In addition to the operating constraints of ammonia, other constraints associated with wear on the system can appear during the life of the installation, e.g. pollution and deterioration of the oil, poor oil return, wear on parts, the formation of deposits, wear on seals, etc.
Climalife offers efficient oils and follow-up analysis services that will allow you to monitor wear in your systems, space out oil change intervals, check the condition of the oil and to maintain the longevity of your installation.
CO2 has much higher service pressures and temperatures than medium pressure halogenated refrigerants and that results in extreme mechanical stress on moving parts and bearings.
It also has the particular feature of being extremely soluble in oil, which causes significant drops in viscosity and may cause the oil film to break down. The CO2 must be of refrigerant quality with a water content of less than 5 ppm, in order to avoid the acidification of the oil upon contact.
Consequently, if an unsuitable oil is used, there can be premature wear on the system due to insufficient lubrication and a sealing fault with a lack of compression.
Where the refrigeration unit is designed to operate with miscible lubricants, where CO2, is used, mineral or synthetic PAO and AB lubricants are not suitable.
Additive-based POE or PAG molecules will be more suitable for R-744 and may be suitable in subcritical and transcritical applications
POE oils :
The particular features of POE oils have a tendency to allow a high degree of solubility with CO2 and contribute significantly to a reduced viscosity.

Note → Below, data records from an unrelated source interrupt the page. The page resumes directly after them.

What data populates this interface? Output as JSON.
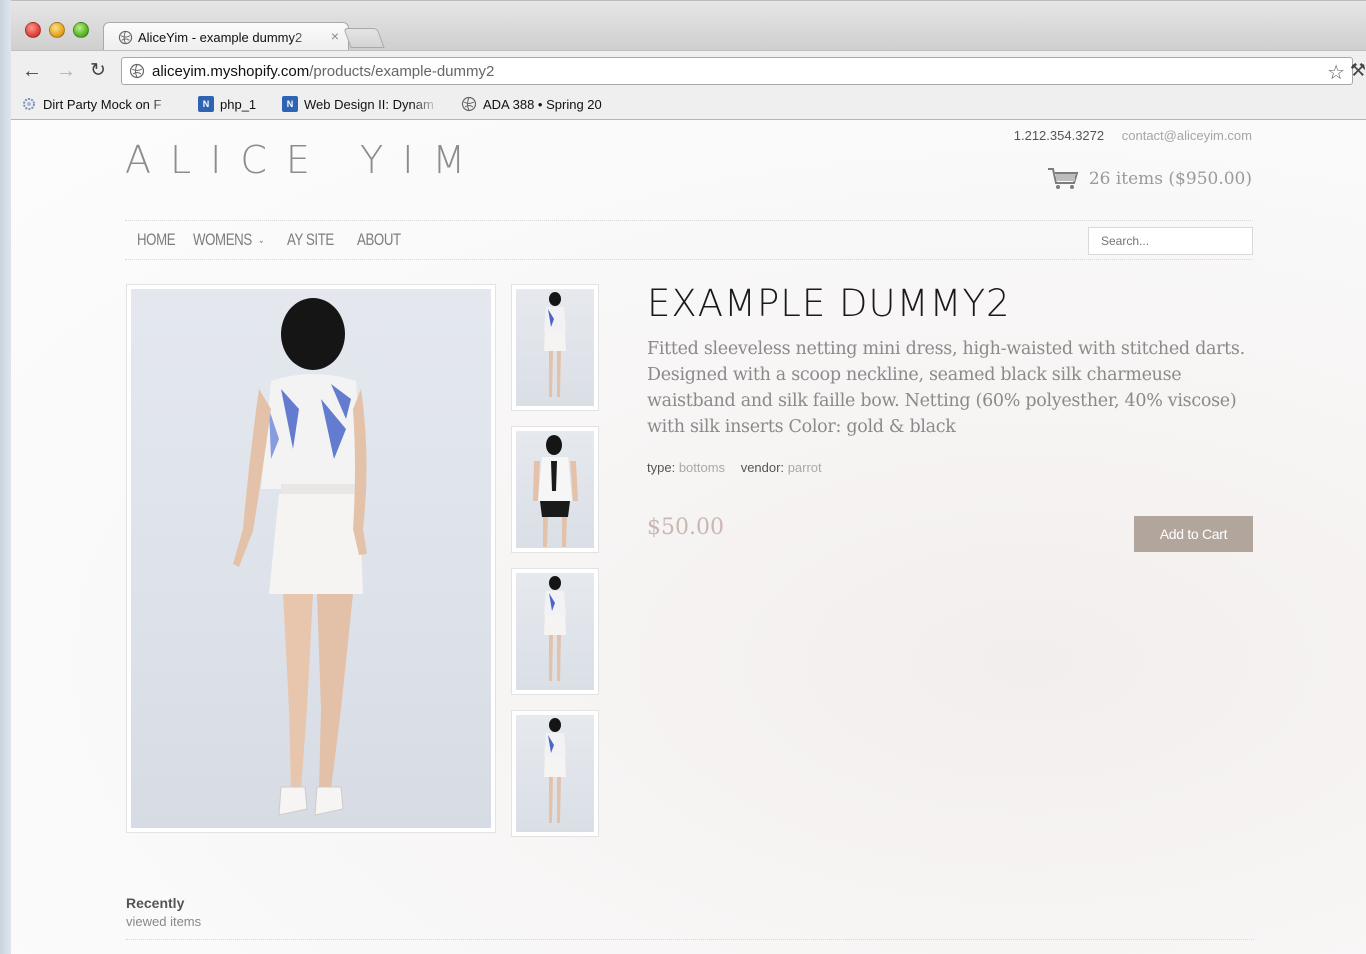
{
  "browser": {
    "tab_title": "AliceYim - example dummy2",
    "tab_close": "×",
    "url_domain": "aliceyim.myshopify.com",
    "url_path": "/products/example-dummy2",
    "bookmarks": [
      {
        "label": "Dirt Party Mock on F",
        "icon": "gear-favicon"
      },
      {
        "label": "php_1",
        "icon": "blue-favicon"
      },
      {
        "label": "Web Design II: Dynam",
        "icon": "blue-favicon"
      },
      {
        "label": "ADA 388 • Spring 20",
        "icon": "globe-favicon"
      }
    ]
  },
  "store": {
    "logo": "ALICE YIM",
    "phone": "1.212.354.3272",
    "email": "contact@aliceyim.com",
    "cart_summary": "26 items ($950.00)"
  },
  "nav": {
    "home": "HOME",
    "womens": "WOMENS",
    "ay_site": "AY SITE",
    "about": "ABOUT",
    "search_placeholder": "Search..."
  },
  "product": {
    "title": "EXAMPLE DUMMY2",
    "description": "Fitted sleeveless netting mini dress, high-waisted with stitched darts. Designed with a scoop neckline, seamed black silk charmeuse waistband and silk faille bow. Netting (60% polyesther, 40% viscose) with silk inserts Color: gold & black",
    "type_label": "type:",
    "type_value": "bottoms",
    "vendor_label": "vendor:",
    "vendor_value": "parrot",
    "price": "$50.00",
    "add_to_cart": "Add to Cart"
  },
  "recent": {
    "line1": "Recently",
    "line2": "viewed items"
  },
  "colors": {
    "accent_button": "#b2a59c",
    "price": "#c9b7b3",
    "text_muted": "#8a8a8a"
  }
}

The higher the pressure, the higher the quantity of gas in the lubricant. This behaviour is typical for all lubricant pairs miscible with gas but the extent varies according to the refrigerant and the type of lubricant.

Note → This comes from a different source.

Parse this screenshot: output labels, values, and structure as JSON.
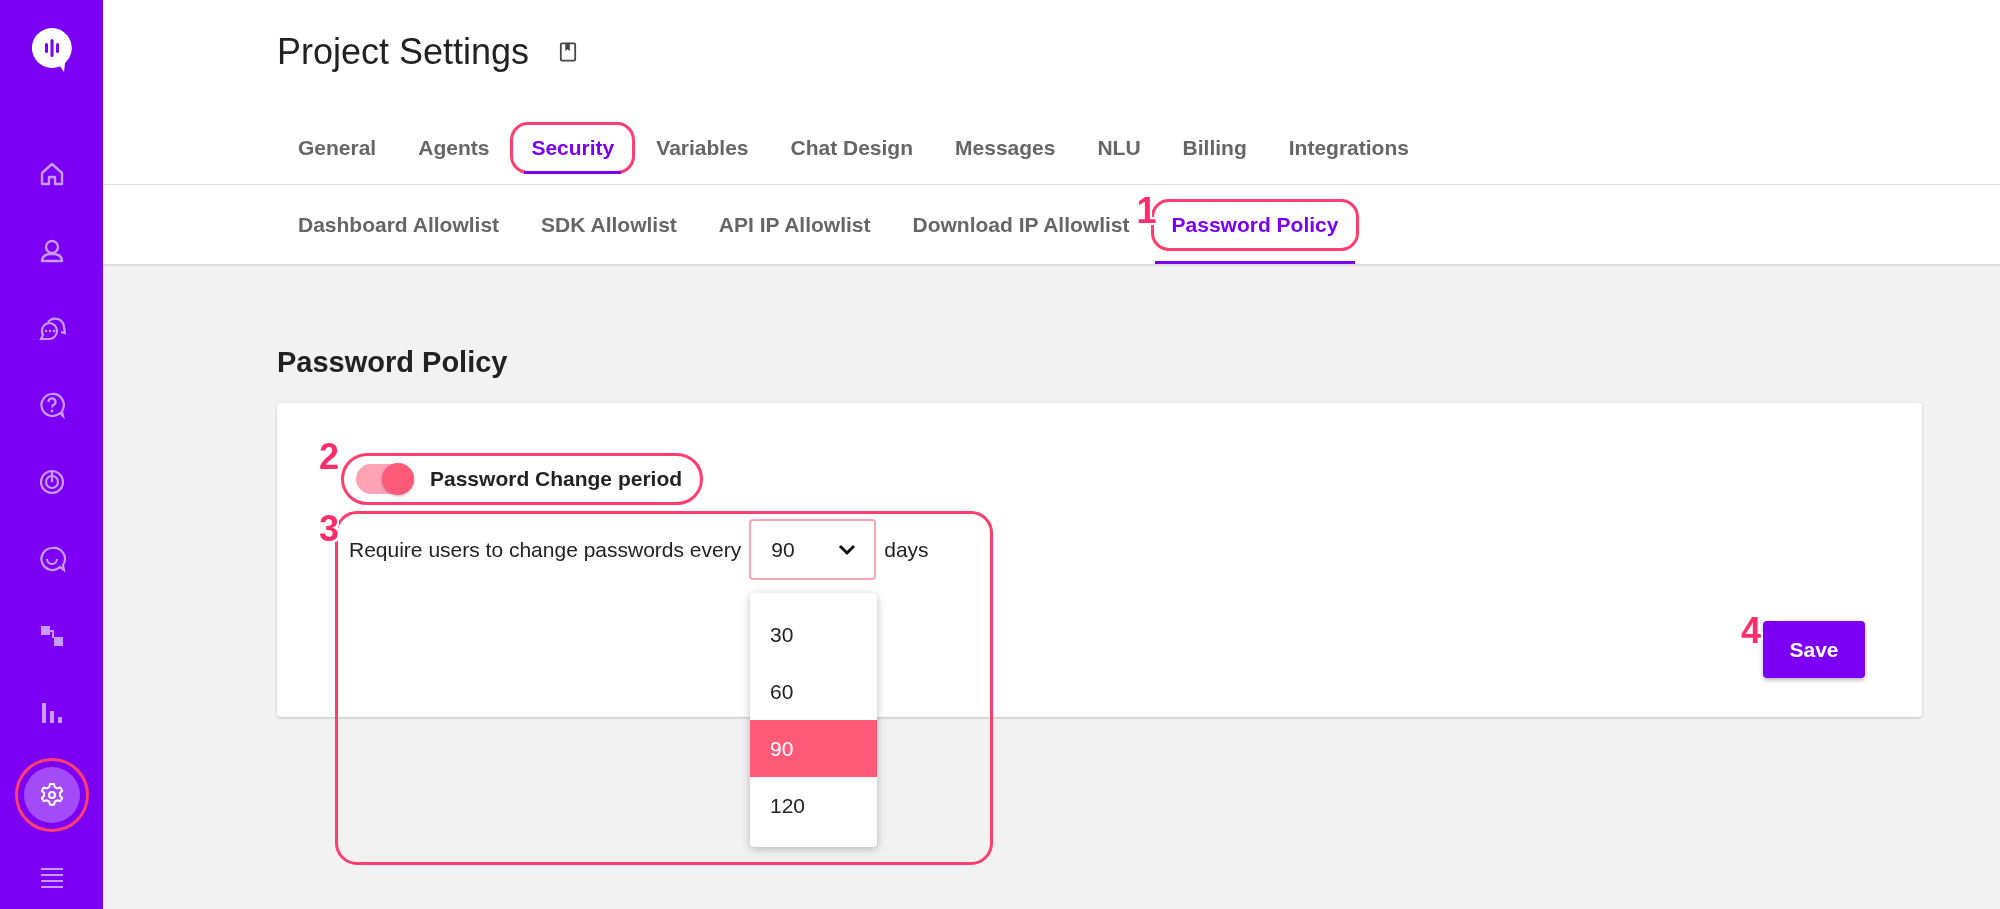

In the case of POEs, reducing the viscosity with CO2 to typical refrigeration system working pressures can lead to a lack of lubrication in some parts of the compressor, mainly at start-up or under high load conditions.
Where an ISO 68 grade is suitable for most halogenated refrigerants, the use of POE oils with CO2 will require a higher ISO grade which will allow the significant drop in viscosity, seen in oil in contact with R-744, to be mitigated. An ISO grade higher than 80 will therefore be more appropriate and the lubricant will therefore be able to retain a viscosity sufficient to protect the compressor's parts.
Since POE oils are miscible with CO2, the lubrication system will be simple to implement. Only the water content must be controlled and the system must be clean and perfectly sealed from the moment it is commissioned.
POE oils formulated to operate with CO2 will also contain special additives to reduce the foaming phenomenon observed when the compressor starts up.
It is recommended that the oil's acidity is checked regularly, using in situ tests such as Acitest Unipro, compatible with all types of oil and that an analysis is conducted once a year (DPH A).
PAG oils :
Where PAG (polyalkylene glycol) oils are used, the reduced viscosity is not as pronounced as with POE oils. This allows the use of an ISO VG 68 grade lubricant which, with R-744 under standard working conditions, has sufficient viscosity to protect the compressor.
The miscibility of PAG oils with R-744 is sufficient to guarantee an adequate oil return, in spite of overheating by a few degrees and the exit from the evaporator.
However, due to there being two phases in the evaporator, the equipment will require adequate sizing of the pipes.
PAG oils formulated for CO2 have excellent thermal stability and can operate under the tough discharge conditions encountered in transcritical heat pumps.
Compared to POE oils, the miscibility zone with PAG is lower. At concentrations greater than 50% oil, you can see the phase separation and the formation of two layers, one containing a lot of oil and the other containing a lot of refrigerant.
Note that POE and PAG oils are very hygroscopic and that a can, once opened, should be used immediately and not stored; any remaining oil should be disposed of via the approved reprocessing network.